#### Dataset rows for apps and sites

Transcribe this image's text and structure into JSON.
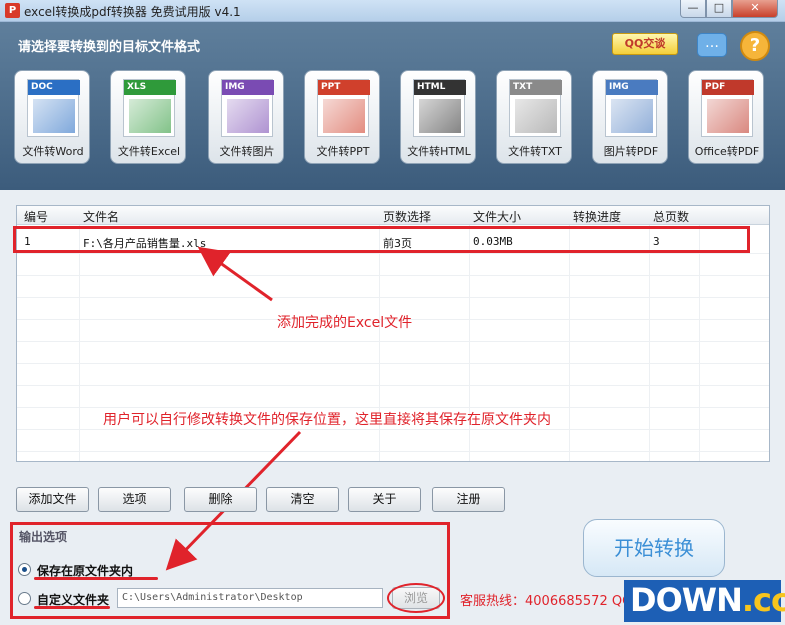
{
  "window": {
    "title": "excel转换成pdf转换器 免费试用版 v4.1",
    "min": "—",
    "max": "□",
    "close": "✕"
  },
  "header": {
    "title": "请选择要转换到的目标文件格式",
    "qq_badge": "QQ交谈",
    "help_glyph": "?"
  },
  "tiles": [
    {
      "tag": "DOC",
      "label": "文件转Word",
      "color": "#2b6fc4"
    },
    {
      "tag": "XLS",
      "label": "文件转Excel",
      "color": "#2f9a3a"
    },
    {
      "tag": "IMG",
      "label": "文件转图片",
      "color": "#7a4bb3"
    },
    {
      "tag": "PPT",
      "label": "文件转PPT",
      "color": "#d0402c"
    },
    {
      "tag": "HTML",
      "label": "文件转HTML",
      "color": "#333333"
    },
    {
      "tag": "TXT",
      "label": "文件转TXT",
      "color": "#8a8a8a"
    },
    {
      "tag": "IMG",
      "label": "图片转PDF",
      "color": "#4a7bc0"
    },
    {
      "tag": "PDF",
      "label": "Office转PDF",
      "color": "#c0392b"
    }
  ],
  "table": {
    "headers": [
      "编号",
      "文件名",
      "页数选择",
      "文件大小",
      "转换进度",
      "总页数"
    ],
    "rows": [
      {
        "num": "1",
        "name": "F:\\各月产品销售量.xls",
        "pages": "前3页",
        "size": "0.03MB",
        "progress": "",
        "total": "3"
      }
    ]
  },
  "annotations": {
    "added": "添加完成的Excel文件",
    "save_note": "用户可以自行修改转换文件的保存位置，这里直接将其保存在原文件夹内"
  },
  "buttons": {
    "add": "添加文件",
    "options": "选项",
    "delete": "删除",
    "clear": "清空",
    "about": "关于",
    "register": "注册"
  },
  "output": {
    "title": "输出选项",
    "opt_original": "保存在原文件夹内",
    "opt_custom": "自定义文件夹",
    "path": "C:\\Users\\Administrator\\Desktop",
    "browse": "浏览",
    "selected": "original"
  },
  "start": "开始转换",
  "hotline": "客服热线：4006685572 QQ",
  "watermark": {
    "main": "DOWN",
    "suffix": ".cc"
  }
}
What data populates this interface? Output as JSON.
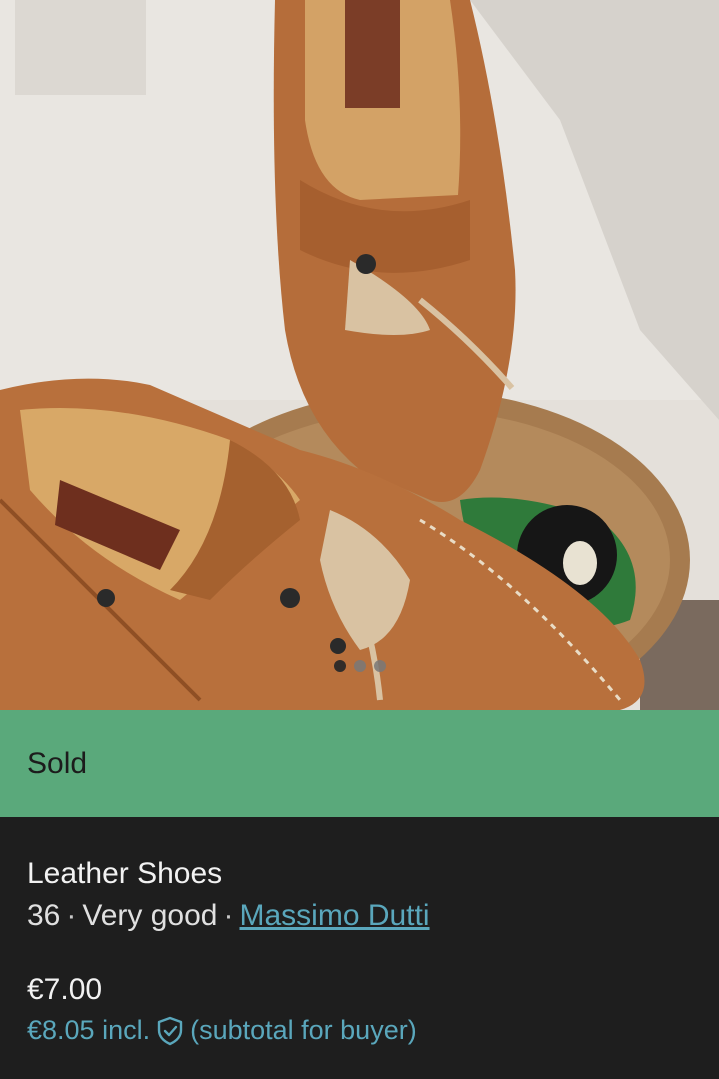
{
  "listing": {
    "status": "Sold",
    "title": "Leather Shoes",
    "size": "36",
    "condition": "Very good",
    "brand": "Massimo Dutti",
    "separator": "·",
    "price": "€7.00",
    "price_incl": "€8.05 incl.",
    "subtotal_note": "(subtotal for buyer)"
  },
  "gallery": {
    "photo_count": 3,
    "active_index": 0
  },
  "colors": {
    "sold_bar": "#5aa97b",
    "accent_link": "#5aa7bc",
    "background": "#1e1e1e"
  },
  "icons": {
    "buyer_protection": "shield-check-icon"
  }
}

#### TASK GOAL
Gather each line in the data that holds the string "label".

#### ANSWER SPACE
      "label": "文件转Word",
      "label": "文件转Excel",
      "label": "文件转图片",
      "label": "文件转PPT",
      "label": "文件转HTML",
      "label": "文件转TXT",
      "label": "图片转PDF",
      "label": "Office转PDF",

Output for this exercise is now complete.